Data in this exercise:
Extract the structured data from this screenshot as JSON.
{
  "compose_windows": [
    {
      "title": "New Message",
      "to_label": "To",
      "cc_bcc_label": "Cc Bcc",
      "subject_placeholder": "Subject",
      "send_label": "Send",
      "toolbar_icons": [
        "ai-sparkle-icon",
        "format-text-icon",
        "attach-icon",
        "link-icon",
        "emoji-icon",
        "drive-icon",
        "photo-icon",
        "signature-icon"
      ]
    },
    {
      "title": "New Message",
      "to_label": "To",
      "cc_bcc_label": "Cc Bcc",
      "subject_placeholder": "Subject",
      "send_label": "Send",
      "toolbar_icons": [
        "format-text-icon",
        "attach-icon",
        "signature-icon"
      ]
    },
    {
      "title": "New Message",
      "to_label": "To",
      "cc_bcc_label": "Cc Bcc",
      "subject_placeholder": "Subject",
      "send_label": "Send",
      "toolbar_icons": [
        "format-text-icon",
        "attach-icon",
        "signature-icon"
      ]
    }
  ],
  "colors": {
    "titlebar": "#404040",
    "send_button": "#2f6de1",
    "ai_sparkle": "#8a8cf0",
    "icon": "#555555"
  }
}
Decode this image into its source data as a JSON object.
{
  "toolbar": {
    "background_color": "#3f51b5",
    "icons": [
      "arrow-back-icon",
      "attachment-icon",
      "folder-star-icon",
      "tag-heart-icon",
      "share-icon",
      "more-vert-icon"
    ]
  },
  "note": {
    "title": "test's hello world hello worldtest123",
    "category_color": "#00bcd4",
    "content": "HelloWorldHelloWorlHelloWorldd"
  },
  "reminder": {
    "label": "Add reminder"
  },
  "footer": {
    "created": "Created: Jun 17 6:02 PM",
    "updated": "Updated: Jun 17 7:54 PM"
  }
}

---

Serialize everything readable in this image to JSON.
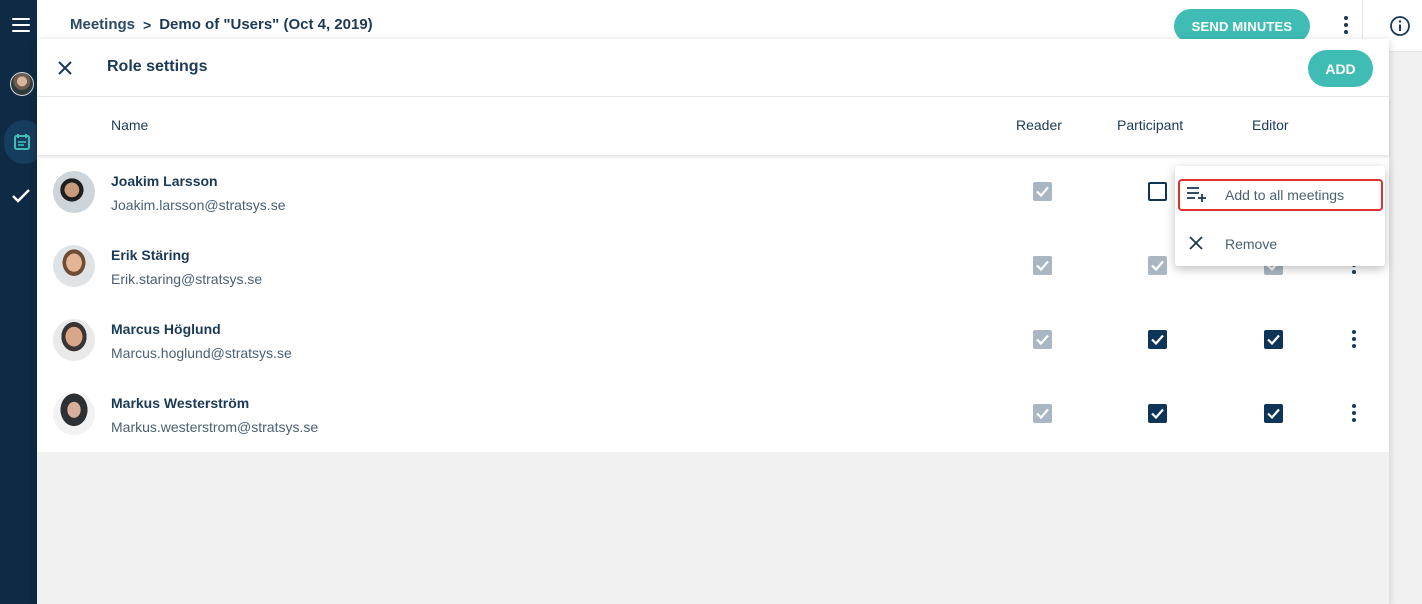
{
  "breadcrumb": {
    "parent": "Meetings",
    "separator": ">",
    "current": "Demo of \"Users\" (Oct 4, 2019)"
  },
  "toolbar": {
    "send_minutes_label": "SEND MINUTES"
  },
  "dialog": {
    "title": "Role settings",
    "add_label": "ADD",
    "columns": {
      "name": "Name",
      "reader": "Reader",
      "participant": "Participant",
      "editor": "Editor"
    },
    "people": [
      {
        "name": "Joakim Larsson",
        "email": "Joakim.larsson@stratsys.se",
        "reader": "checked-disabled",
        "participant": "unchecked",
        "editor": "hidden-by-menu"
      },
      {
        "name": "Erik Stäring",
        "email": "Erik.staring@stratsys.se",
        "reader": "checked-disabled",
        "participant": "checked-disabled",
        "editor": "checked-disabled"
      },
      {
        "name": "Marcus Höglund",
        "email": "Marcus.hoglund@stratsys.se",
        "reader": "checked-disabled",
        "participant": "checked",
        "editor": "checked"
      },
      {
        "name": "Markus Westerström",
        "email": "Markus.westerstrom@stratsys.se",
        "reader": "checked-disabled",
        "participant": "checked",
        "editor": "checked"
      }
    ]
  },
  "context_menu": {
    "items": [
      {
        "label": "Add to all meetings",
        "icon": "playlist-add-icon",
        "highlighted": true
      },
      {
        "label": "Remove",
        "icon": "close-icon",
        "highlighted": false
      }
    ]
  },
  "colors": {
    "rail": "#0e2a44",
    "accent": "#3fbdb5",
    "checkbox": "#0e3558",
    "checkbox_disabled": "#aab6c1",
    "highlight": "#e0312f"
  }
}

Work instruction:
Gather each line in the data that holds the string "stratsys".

The answer:
        "email": "Joakim.larsson@stratsys.se",
        "email": "Erik.staring@stratsys.se",
        "email": "Marcus.hoglund@stratsys.se",
        "email": "Markus.westerstrom@stratsys.se",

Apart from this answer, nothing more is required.